● **Task prompt**: Please find every line below that includes "name" and report how many there are. Nothing else is needed.

[Data to process]

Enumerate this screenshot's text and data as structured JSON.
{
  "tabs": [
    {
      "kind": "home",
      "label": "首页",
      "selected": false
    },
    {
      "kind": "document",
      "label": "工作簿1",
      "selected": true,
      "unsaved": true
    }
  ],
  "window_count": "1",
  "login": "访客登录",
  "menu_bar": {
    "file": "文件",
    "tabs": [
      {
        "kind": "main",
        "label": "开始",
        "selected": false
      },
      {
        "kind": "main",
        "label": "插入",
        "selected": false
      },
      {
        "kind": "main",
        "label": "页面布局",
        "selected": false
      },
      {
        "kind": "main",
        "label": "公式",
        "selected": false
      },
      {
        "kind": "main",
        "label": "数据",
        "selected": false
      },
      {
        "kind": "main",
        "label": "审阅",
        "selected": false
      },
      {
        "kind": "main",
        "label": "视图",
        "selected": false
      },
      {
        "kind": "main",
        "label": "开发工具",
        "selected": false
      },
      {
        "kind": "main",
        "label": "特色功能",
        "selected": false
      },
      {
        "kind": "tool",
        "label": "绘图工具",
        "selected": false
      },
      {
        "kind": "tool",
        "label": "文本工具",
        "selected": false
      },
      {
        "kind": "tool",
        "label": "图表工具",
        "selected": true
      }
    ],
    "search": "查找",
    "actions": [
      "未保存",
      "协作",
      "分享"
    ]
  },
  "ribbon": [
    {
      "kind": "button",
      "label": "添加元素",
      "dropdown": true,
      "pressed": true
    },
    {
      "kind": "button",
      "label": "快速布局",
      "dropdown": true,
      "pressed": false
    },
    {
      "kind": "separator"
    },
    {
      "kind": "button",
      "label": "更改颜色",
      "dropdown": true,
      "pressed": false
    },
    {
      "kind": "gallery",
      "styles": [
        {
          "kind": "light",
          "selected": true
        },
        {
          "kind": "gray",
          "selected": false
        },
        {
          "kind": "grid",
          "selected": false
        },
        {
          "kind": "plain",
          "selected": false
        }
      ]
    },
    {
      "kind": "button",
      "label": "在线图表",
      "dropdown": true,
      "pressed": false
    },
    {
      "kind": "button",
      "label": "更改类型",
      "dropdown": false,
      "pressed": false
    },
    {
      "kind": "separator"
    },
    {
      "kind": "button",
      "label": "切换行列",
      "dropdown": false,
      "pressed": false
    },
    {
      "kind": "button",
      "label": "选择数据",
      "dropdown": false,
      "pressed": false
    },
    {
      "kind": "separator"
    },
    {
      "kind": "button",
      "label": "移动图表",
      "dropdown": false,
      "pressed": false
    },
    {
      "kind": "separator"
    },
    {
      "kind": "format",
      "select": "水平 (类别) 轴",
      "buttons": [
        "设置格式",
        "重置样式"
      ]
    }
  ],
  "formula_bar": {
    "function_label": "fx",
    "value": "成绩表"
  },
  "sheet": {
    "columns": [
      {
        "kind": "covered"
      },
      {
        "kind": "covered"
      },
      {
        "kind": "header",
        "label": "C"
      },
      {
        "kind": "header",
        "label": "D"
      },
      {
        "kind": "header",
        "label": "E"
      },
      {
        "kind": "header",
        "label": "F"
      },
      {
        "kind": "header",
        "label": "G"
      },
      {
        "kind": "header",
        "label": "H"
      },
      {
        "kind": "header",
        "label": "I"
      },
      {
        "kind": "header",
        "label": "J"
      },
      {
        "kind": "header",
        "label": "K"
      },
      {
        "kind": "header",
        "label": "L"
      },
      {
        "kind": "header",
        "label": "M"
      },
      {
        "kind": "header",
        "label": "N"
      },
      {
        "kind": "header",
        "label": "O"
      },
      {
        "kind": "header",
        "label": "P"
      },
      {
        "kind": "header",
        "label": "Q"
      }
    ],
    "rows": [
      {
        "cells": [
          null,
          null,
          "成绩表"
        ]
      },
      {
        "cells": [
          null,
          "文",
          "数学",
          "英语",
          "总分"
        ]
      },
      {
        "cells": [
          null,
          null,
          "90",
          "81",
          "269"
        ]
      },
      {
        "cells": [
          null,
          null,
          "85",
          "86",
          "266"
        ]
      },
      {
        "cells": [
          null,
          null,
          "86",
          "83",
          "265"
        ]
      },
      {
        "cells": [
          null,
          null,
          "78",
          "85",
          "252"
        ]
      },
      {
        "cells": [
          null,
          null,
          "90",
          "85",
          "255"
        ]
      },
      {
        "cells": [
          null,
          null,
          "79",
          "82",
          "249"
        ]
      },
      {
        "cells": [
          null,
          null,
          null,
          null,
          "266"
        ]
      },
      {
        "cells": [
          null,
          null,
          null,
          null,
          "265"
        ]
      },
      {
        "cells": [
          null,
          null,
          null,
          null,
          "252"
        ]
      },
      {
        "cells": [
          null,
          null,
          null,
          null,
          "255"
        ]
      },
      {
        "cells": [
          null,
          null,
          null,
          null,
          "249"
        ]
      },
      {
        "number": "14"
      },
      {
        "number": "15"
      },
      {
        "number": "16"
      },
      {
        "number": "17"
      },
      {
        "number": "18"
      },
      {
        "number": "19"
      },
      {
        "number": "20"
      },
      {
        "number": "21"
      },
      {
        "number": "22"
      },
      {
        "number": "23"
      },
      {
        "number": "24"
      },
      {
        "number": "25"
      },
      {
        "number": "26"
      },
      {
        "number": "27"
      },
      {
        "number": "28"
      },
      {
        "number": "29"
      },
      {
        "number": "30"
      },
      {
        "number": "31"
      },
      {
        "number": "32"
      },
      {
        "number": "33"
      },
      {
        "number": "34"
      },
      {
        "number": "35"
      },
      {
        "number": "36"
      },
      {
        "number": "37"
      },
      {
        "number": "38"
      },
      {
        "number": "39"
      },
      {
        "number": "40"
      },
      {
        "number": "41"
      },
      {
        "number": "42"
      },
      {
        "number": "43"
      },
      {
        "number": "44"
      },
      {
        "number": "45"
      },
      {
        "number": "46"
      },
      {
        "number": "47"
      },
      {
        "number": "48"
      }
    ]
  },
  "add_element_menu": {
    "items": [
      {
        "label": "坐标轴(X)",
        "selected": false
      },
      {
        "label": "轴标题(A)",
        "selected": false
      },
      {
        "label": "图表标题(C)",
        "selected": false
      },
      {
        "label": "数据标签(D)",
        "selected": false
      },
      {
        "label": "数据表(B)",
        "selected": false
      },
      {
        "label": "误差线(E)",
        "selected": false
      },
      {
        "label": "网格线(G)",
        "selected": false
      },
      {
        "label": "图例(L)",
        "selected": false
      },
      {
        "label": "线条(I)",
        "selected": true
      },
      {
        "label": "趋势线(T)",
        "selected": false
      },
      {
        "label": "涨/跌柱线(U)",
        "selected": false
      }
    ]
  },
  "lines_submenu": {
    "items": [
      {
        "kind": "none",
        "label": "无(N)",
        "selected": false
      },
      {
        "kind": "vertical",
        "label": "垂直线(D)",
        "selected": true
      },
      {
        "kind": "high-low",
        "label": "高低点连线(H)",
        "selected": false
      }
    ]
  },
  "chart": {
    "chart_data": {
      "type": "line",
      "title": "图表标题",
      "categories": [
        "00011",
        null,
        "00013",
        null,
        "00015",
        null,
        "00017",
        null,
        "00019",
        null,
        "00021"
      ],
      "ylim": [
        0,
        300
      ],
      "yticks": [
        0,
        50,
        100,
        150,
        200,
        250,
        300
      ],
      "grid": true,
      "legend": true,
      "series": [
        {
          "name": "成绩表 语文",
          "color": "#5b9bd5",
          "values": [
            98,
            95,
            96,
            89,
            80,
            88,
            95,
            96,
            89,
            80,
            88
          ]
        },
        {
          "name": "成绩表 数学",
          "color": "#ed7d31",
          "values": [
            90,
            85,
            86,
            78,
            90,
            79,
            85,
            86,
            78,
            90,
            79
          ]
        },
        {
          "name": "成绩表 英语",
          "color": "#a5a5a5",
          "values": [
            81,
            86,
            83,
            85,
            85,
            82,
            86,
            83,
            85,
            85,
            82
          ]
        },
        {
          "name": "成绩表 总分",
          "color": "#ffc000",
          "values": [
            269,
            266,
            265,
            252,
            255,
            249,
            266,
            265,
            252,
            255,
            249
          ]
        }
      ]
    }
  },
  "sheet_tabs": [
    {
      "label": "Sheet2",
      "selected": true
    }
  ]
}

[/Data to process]

● **Task result**: 4